[Input material]

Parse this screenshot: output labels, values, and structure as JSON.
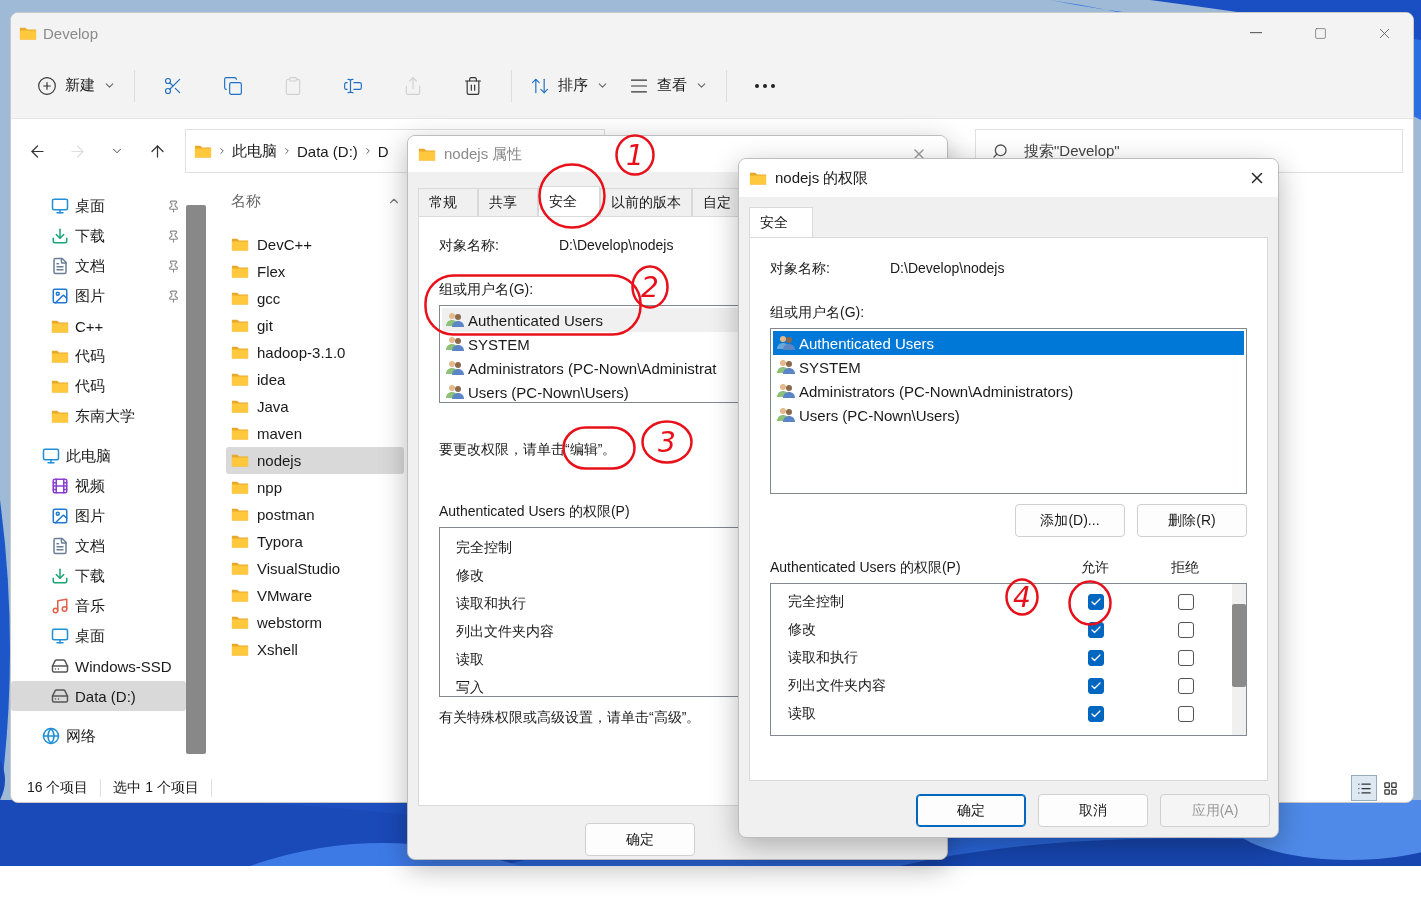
{
  "explorer": {
    "title": "Develop",
    "active": false,
    "window_controls": [
      {
        "kind": "minimize"
      },
      {
        "kind": "maximize"
      },
      {
        "kind": "close"
      }
    ],
    "toolbar": [
      {
        "kind": "new",
        "label": "新建",
        "disabled": false
      },
      {
        "kind": "cut",
        "disabled": false
      },
      {
        "kind": "copy",
        "disabled": false
      },
      {
        "kind": "paste",
        "disabled": true
      },
      {
        "kind": "rename",
        "disabled": false
      },
      {
        "kind": "share",
        "disabled": true
      },
      {
        "kind": "delete",
        "disabled": false
      },
      {
        "kind": "sort",
        "label": "排序",
        "disabled": false
      },
      {
        "kind": "view",
        "label": "查看",
        "disabled": false
      },
      {
        "kind": "more",
        "disabled": false
      }
    ],
    "nav": [
      {
        "kind": "back",
        "disabled": false
      },
      {
        "kind": "forward",
        "disabled": true
      },
      {
        "kind": "recent",
        "disabled": false
      },
      {
        "kind": "up",
        "disabled": false
      }
    ],
    "breadcrumb": [
      "此电脑",
      "Data (D:)",
      "D"
    ],
    "search": {
      "placeholder": "搜索\"Develop\""
    },
    "quick_access": [
      {
        "label": "桌面",
        "kind": "desktop",
        "pinned": true,
        "selected": false
      },
      {
        "label": "下载",
        "kind": "download",
        "pinned": true,
        "selected": false
      },
      {
        "label": "文档",
        "kind": "document",
        "pinned": true,
        "selected": false
      },
      {
        "label": "图片",
        "kind": "pictures",
        "pinned": true,
        "selected": false
      },
      {
        "label": "C++",
        "kind": "folder",
        "pinned": false,
        "selected": false
      },
      {
        "label": "代码",
        "kind": "folder",
        "pinned": false,
        "selected": false
      },
      {
        "label": "代码",
        "kind": "folder",
        "pinned": false,
        "selected": false
      },
      {
        "label": "东南大学",
        "kind": "folder",
        "pinned": false,
        "selected": false
      }
    ],
    "tree": [
      {
        "label": "此电脑",
        "kind": "pc",
        "selected": false,
        "children": [
          {
            "label": "视频",
            "kind": "video",
            "selected": false
          },
          {
            "label": "图片",
            "kind": "pictures",
            "selected": false
          },
          {
            "label": "文档",
            "kind": "document",
            "selected": false
          },
          {
            "label": "下载",
            "kind": "download",
            "selected": false
          },
          {
            "label": "音乐",
            "kind": "music",
            "selected": false
          },
          {
            "label": "桌面",
            "kind": "desktop",
            "selected": false
          },
          {
            "label": "Windows-SSD",
            "kind": "system-drive",
            "selected": false
          },
          {
            "label": "Data (D:)",
            "kind": "drive",
            "selected": true
          }
        ]
      },
      {
        "label": "网络",
        "kind": "network",
        "selected": false
      }
    ],
    "column_header": "名称",
    "files": [
      {
        "name": "DevC++",
        "selected": false
      },
      {
        "name": "Flex",
        "selected": false
      },
      {
        "name": "gcc",
        "selected": false
      },
      {
        "name": "git",
        "selected": false
      },
      {
        "name": "hadoop-3.1.0",
        "selected": false
      },
      {
        "name": "idea",
        "selected": false
      },
      {
        "name": "Java",
        "selected": false
      },
      {
        "name": "maven",
        "selected": false
      },
      {
        "name": "nodejs",
        "selected": true
      },
      {
        "name": "npp",
        "selected": false
      },
      {
        "name": "postman",
        "selected": false
      },
      {
        "name": "Typora",
        "selected": false
      },
      {
        "name": "VisualStudio",
        "selected": false
      },
      {
        "name": "VMware",
        "selected": false
      },
      {
        "name": "webstorm",
        "selected": false
      },
      {
        "name": "Xshell",
        "selected": false
      }
    ],
    "status_bar": [
      "16 个项目",
      "选中 1 个项目"
    ],
    "view_buttons": [
      {
        "kind": "details",
        "selected": true
      },
      {
        "kind": "tiles",
        "selected": false
      }
    ]
  },
  "properties": {
    "title": "nodejs 属性",
    "active": false,
    "tabs": [
      {
        "label": "常规",
        "selected": false
      },
      {
        "label": "共享",
        "selected": false
      },
      {
        "label": "安全",
        "selected": true
      },
      {
        "label": "以前的版本",
        "selected": false
      },
      {
        "label": "自定",
        "selected": false
      }
    ],
    "object_label": "对象名称:",
    "object_value": "D:\\Develop\\nodejs",
    "groups_label": "组或用户名(G):",
    "groups": [
      {
        "name": "Authenticated Users",
        "selected": true
      },
      {
        "name": "SYSTEM",
        "selected": false
      },
      {
        "name": "Administrators (PC-Nown\\Administrat",
        "selected": false
      },
      {
        "name": "Users (PC-Nown\\Users)",
        "selected": false
      }
    ],
    "edit_hint": "要更改权限，请单击“编辑”。",
    "permissions_label": "Authenticated Users 的权限(P)",
    "permissions": [
      "完全控制",
      "修改",
      "读取和执行",
      "列出文件夹内容",
      "读取",
      "写入"
    ],
    "advanced_hint": "有关特殊权限或高级设置，请单击“高级”。",
    "buttons": [
      {
        "label": "确定"
      }
    ]
  },
  "permissions_dialog": {
    "title": "nodejs 的权限",
    "active": true,
    "tabs": [
      {
        "label": "安全",
        "selected": true
      }
    ],
    "object_label": "对象名称:",
    "object_value": "D:\\Develop\\nodejs",
    "groups_label": "组或用户名(G):",
    "groups": [
      {
        "name": "Authenticated Users",
        "selected": true
      },
      {
        "name": "SYSTEM",
        "selected": false
      },
      {
        "name": "Administrators (PC-Nown\\Administrators)",
        "selected": false
      },
      {
        "name": "Users (PC-Nown\\Users)",
        "selected": false
      }
    ],
    "group_buttons": [
      "添加(D)...",
      "删除(R)"
    ],
    "permissions_label": "Authenticated Users 的权限(P)",
    "allow_header": "允许",
    "deny_header": "拒绝",
    "permissions": [
      {
        "label": "完全控制",
        "allow": true,
        "deny": false
      },
      {
        "label": "修改",
        "allow": true,
        "deny": false
      },
      {
        "label": "读取和执行",
        "allow": true,
        "deny": false
      },
      {
        "label": "列出文件夹内容",
        "allow": true,
        "deny": false
      },
      {
        "label": "读取",
        "allow": true,
        "deny": false
      }
    ],
    "buttons": [
      {
        "label": "确定",
        "default": true,
        "disabled": false
      },
      {
        "label": "取消",
        "default": false,
        "disabled": false
      },
      {
        "label": "应用(A)",
        "default": false,
        "disabled": true
      }
    ]
  },
  "annotations": [
    {
      "label": "1"
    },
    {
      "label": "2"
    },
    {
      "label": "3"
    },
    {
      "label": "4"
    }
  ]
}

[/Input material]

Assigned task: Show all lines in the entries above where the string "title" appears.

Answer to the problem:
    "title": "Develop",
    "title": "nodejs 属性",
    "title": "nodejs 的权限",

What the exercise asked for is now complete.